> _WHAT THIS TASK INVOLVES_:
A word-for-word restatement of all the records is the required answer.

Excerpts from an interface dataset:

"""

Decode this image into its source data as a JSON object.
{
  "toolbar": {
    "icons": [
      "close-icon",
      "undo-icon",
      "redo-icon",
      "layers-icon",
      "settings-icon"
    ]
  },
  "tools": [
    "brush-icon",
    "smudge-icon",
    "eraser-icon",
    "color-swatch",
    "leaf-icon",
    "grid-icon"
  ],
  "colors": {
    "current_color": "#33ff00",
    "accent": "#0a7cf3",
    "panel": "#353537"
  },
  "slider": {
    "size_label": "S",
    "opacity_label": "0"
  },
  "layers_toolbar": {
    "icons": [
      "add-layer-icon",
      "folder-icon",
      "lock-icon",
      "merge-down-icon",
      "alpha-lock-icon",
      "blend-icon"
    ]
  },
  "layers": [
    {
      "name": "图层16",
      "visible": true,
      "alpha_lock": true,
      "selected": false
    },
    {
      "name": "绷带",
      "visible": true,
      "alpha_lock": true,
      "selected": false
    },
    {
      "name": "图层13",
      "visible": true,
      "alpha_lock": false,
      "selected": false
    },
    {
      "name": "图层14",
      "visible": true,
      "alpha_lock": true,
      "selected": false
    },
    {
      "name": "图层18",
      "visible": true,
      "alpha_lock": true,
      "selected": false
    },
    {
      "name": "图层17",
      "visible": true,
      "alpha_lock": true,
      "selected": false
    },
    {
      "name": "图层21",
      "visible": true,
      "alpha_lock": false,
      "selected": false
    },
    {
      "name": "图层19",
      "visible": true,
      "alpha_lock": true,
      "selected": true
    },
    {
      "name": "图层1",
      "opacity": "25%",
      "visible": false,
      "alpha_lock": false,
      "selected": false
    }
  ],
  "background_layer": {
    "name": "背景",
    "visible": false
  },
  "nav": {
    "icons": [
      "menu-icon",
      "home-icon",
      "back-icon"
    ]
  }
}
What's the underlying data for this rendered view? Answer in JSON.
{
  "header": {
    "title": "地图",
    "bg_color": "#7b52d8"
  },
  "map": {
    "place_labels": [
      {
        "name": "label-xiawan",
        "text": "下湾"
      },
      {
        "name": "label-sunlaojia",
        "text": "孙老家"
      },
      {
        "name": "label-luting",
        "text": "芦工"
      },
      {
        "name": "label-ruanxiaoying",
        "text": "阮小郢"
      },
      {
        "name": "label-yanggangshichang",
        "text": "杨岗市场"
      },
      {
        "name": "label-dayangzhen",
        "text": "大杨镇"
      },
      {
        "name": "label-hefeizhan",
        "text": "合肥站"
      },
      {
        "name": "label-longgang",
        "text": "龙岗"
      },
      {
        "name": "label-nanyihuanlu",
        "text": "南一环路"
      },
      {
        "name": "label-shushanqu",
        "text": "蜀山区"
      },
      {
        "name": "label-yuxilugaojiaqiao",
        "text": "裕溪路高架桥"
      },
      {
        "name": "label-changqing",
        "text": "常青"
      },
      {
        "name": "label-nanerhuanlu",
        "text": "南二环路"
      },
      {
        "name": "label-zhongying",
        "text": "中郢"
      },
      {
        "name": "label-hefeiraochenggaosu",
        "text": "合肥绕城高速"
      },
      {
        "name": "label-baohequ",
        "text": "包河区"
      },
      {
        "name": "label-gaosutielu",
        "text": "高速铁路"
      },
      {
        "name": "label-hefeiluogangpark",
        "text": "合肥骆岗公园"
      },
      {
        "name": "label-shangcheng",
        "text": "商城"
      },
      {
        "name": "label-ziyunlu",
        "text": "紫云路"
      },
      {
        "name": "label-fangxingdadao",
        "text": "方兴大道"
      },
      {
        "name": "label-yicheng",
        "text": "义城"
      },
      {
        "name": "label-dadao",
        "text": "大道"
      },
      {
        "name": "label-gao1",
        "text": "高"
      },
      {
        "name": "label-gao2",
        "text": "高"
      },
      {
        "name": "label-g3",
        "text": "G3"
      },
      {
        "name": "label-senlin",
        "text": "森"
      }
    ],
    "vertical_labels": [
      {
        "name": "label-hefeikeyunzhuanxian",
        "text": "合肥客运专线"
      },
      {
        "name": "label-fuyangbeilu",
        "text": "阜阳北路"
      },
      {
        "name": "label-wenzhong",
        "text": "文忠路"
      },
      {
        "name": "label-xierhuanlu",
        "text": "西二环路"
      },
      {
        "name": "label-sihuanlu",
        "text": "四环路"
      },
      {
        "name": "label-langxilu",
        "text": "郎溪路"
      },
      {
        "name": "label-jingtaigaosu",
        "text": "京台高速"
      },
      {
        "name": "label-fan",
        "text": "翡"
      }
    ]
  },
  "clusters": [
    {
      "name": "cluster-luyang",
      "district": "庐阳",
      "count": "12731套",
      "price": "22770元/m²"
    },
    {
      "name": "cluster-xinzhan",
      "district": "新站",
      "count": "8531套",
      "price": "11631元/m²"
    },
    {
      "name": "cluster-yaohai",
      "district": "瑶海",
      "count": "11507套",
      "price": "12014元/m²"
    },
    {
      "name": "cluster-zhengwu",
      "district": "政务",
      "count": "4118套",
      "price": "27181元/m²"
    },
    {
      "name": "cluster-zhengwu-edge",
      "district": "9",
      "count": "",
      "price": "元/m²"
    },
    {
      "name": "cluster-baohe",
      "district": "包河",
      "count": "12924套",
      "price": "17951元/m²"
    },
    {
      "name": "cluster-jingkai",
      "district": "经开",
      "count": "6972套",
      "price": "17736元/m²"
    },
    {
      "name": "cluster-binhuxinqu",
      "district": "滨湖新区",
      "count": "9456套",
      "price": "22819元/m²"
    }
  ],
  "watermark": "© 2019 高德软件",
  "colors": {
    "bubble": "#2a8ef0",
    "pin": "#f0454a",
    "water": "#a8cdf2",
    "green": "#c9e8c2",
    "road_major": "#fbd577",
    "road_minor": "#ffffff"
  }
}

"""

> _THE COMPLETED TASK_:
Decode this image into its source data as a JSON object.
{
  "toolbar": {
    "icons": [
      "close-icon",
      "undo-icon",
      "redo-icon",
      "layers-icon",
      "settings-icon"
    ]
  },
  "tools": [
    "brush-icon",
    "smudge-icon",
    "eraser-icon",
    "color-swatch",
    "leaf-icon",
    "grid-icon"
  ],
  "colors": {
    "current_color": "#33ff00",
    "accent": "#0a7cf3",
    "panel": "#353537"
  },
  "slider": {
    "size_label": "S",
    "opacity_label": "0"
  },
  "layers_toolbar": {
    "icons": [
      "add-layer-icon",
      "folder-icon",
      "lock-icon",
      "merge-down-icon",
      "alpha-lock-icon",
      "blend-icon"
    ]
  },
  "layers": [
    {
      "name": "图层16",
      "visible": true,
      "alpha_lock": true,
      "selected": false
    },
    {
      "name": "绷带",
      "visible": true,
      "alpha_lock": true,
      "selected": false
    },
    {
      "name": "图层13",
      "visible": true,
      "alpha_lock": false,
      "selected": false
    },
    {
      "name": "图层14",
      "visible": true,
      "alpha_lock": true,
      "selected": false
    },
    {
      "name": "图层18",
      "visible": true,
      "alpha_lock": true,
      "selected": false
    },
    {
      "name": "图层17",
      "visible": true,
      "alpha_lock": true,
      "selected": false
    },
    {
      "name": "图层21",
      "visible": true,
      "alpha_lock": false,
      "selected": false
    },
    {
      "name": "图层19",
      "visible": true,
      "alpha_lock": true,
      "selected": true
    },
    {
      "name": "图层1",
      "opacity": "25%",
      "visible": false,
      "alpha_lock": false,
      "selected": false
    }
  ],
  "background_layer": {
    "name": "背景",
    "visible": false
  },
  "nav": {
    "icons": [
      "menu-icon",
      "home-icon",
      "back-icon"
    ]
  }
}
What's the underlying data for this rendered view? Answer in JSON.
{
  "header": {
    "title": "地图",
    "bg_color": "#7b52d8"
  },
  "map": {
    "place_labels": [
      {
        "name": "label-xiawan",
        "text": "下湾"
      },
      {
        "name": "label-sunlaojia",
        "text": "孙老家"
      },
      {
        "name": "label-luting",
        "text": "芦工"
      },
      {
        "name": "label-ruanxiaoying",
        "text": "阮小郢"
      },
      {
        "name": "label-yanggangshichang",
        "text": "杨岗市场"
      },
      {
        "name": "label-dayangzhen",
        "text": "大杨镇"
      },
      {
        "name": "label-hefeizhan",
        "text": "合肥站"
      },
      {
        "name": "label-longgang",
        "text": "龙岗"
      },
      {
        "name": "label-nanyihuanlu",
        "text": "南一环路"
      },
      {
        "name": "label-shushanqu",
        "text": "蜀山区"
      },
      {
        "name": "label-yuxilugaojiaqiao",
        "text": "裕溪路高架桥"
      },
      {
        "name": "label-changqing",
        "text": "常青"
      },
      {
        "name": "label-nanerhuanlu",
        "text": "南二环路"
      },
      {
        "name": "label-zhongying",
        "text": "中郢"
      },
      {
        "name": "label-hefeiraochenggaosu",
        "text": "合肥绕城高速"
      },
      {
        "name": "label-baohequ",
        "text": "包河区"
      },
      {
        "name": "label-gaosutielu",
        "text": "高速铁路"
      },
      {
        "name": "label-hefeiluogangpark",
        "text": "合肥骆岗公园"
      },
      {
        "name": "label-shangcheng",
        "text": "商城"
      },
      {
        "name": "label-ziyunlu",
        "text": "紫云路"
      },
      {
        "name": "label-fangxingdadao",
        "text": "方兴大道"
      },
      {
        "name": "label-yicheng",
        "text": "义城"
      },
      {
        "name": "label-dadao",
        "text": "大道"
      },
      {
        "name": "label-gao1",
        "text": "高"
      },
      {
        "name": "label-gao2",
        "text": "高"
      },
      {
        "name": "label-g3",
        "text": "G3"
      },
      {
        "name": "label-senlin",
        "text": "森"
      }
    ],
    "vertical_labels": [
      {
        "name": "label-hefeikeyunzhuanxian",
        "text": "合肥客运专线"
      },
      {
        "name": "label-fuyangbeilu",
        "text": "阜阳北路"
      },
      {
        "name": "label-wenzhong",
        "text": "文忠路"
      },
      {
        "name": "label-xierhuanlu",
        "text": "西二环路"
      },
      {
        "name": "label-sihuanlu",
        "text": "四环路"
      },
      {
        "name": "label-langxilu",
        "text": "郎溪路"
      },
      {
        "name": "label-jingtaigaosu",
        "text": "京台高速"
      },
      {
        "name": "label-fan",
        "text": "翡"
      }
    ]
  },
  "clusters": [
    {
      "name": "cluster-luyang",
      "district": "庐阳",
      "count": "12731套",
      "price": "22770元/m²"
    },
    {
      "name": "cluster-xinzhan",
      "district": "新站",
      "count": "8531套",
      "price": "11631元/m²"
    },
    {
      "name": "cluster-yaohai",
      "district": "瑶海",
      "count": "11507套",
      "price": "12014元/m²"
    },
    {
      "name": "cluster-zhengwu",
      "district": "政务",
      "count": "4118套",
      "price": "27181元/m²"
    },
    {
      "name": "cluster-zhengwu-edge",
      "district": "9",
      "count": "",
      "price": "元/m²"
    },
    {
      "name": "cluster-baohe",
      "district": "包河",
      "count": "12924套",
      "price": "17951元/m²"
    },
    {
      "name": "cluster-jingkai",
      "district": "经开",
      "count": "6972套",
      "price": "17736元/m²"
    },
    {
      "name": "cluster-binhuxinqu",
      "district": "滨湖新区",
      "count": "9456套",
      "price": "22819元/m²"
    }
  ],
  "watermark": "© 2019 高德软件",
  "colors": {
    "bubble": "#2a8ef0",
    "pin": "#f0454a",
    "water": "#a8cdf2",
    "green": "#c9e8c2",
    "road_major": "#fbd577",
    "road_minor": "#ffffff"
  }
}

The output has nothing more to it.